In the early years of its development, ﬁnancial management was really an offshoot of accounting. Much of the early work was descriptive, and arguments were based on casual observation rather than any clear theoretical framework. However, over the years, ﬁnancial management became increasingly inﬂuenced by economic theories and the reasoning applied to particular issues has become more rigorous and analytical. Indeed, such is the inﬂuence of economic theory that modern ﬁnancial management is often viewed as a branch of applied economics.
Economic theories concerning the efﬁcient allocation of scarce resources have been taken and developed into decision-making tools for management. This development of economic theories for practical business use has usually involved taking account of both the time dimension and the risks associated with management decision making.
An investment decision, for example, must look at both the time period over which the investment extends and the degree of risk associated with the investment.
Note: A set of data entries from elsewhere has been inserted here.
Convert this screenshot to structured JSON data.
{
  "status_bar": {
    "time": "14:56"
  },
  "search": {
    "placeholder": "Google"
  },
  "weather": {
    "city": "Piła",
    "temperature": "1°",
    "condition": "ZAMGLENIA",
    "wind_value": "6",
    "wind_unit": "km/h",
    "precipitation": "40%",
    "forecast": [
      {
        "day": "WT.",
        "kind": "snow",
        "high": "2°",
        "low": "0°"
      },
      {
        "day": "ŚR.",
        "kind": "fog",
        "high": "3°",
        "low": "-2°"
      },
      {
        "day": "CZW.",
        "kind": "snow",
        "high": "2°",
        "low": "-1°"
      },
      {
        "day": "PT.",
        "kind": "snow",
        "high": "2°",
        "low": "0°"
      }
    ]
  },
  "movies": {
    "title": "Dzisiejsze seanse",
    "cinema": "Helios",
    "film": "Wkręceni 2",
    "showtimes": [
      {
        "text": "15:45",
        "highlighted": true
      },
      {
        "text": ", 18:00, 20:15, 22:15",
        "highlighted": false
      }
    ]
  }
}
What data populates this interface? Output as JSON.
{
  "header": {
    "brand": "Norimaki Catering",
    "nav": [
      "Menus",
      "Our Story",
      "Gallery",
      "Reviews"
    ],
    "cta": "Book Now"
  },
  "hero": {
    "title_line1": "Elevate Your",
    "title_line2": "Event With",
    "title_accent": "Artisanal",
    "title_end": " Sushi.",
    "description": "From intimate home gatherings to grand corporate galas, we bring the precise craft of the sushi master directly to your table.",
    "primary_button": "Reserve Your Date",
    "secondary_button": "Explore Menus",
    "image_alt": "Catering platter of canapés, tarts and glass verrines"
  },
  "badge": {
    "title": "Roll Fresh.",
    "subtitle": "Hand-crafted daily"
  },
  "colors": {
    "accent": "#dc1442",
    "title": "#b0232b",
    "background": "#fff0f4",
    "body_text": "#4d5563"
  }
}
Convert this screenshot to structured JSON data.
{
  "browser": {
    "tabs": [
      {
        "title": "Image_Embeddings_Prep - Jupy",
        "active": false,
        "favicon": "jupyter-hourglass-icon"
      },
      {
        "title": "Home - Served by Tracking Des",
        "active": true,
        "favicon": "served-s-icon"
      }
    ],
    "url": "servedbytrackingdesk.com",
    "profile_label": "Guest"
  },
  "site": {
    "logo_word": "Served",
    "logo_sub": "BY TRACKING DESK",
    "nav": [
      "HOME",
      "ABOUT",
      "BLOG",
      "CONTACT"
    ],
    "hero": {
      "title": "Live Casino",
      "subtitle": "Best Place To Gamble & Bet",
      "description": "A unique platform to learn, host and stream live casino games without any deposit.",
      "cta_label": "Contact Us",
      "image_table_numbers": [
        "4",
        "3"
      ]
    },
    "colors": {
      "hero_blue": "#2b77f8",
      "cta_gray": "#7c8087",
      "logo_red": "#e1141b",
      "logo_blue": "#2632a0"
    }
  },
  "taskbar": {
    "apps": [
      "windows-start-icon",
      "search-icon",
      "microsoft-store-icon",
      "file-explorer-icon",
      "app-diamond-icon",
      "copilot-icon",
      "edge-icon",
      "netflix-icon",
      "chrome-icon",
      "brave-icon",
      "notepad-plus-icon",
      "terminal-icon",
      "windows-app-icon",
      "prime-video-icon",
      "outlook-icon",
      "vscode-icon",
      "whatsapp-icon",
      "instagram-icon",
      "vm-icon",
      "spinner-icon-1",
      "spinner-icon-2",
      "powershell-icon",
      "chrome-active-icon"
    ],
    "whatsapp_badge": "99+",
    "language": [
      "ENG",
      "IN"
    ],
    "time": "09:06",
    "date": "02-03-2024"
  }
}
This fact has led to ﬁnancial management being described as the economics of time and risk. Certainly time and risk will be recurring themes throughout this text.
Economic theories have also helped us to understand the importance of capital markets, such as stock markets and banks, to a business. Capital markets have a vital role to play in bringing together borrowers and lenders, in allowing investors to select the type of investment that best meets their risk requirements and in helping to evaluate the performance of businesses through the prices assigned to their shares.
A key idea underpinning modern ﬁnancial management is that businesses exist to make money for their owners (shareholders). To be more precise, it is assumed that the primary objective of a business is shareholder wealth maximisation. Within a market economy, shareholders provide funds to a business in the expectation that they will receive the maximum possible increase in wealth for the level of risk that must be faced. When we use the term ‘wealth’ in this context, we are referring to the market value of the ordinary shares. The market value of these shares will, in turn, reﬂect the future returns the shareholders will expect to receive over time from the shares and the level of risk involved. Note that we are concerned not with maximising shareholders’ returns over the short term, but rather with providing the highest possible returns over the long term.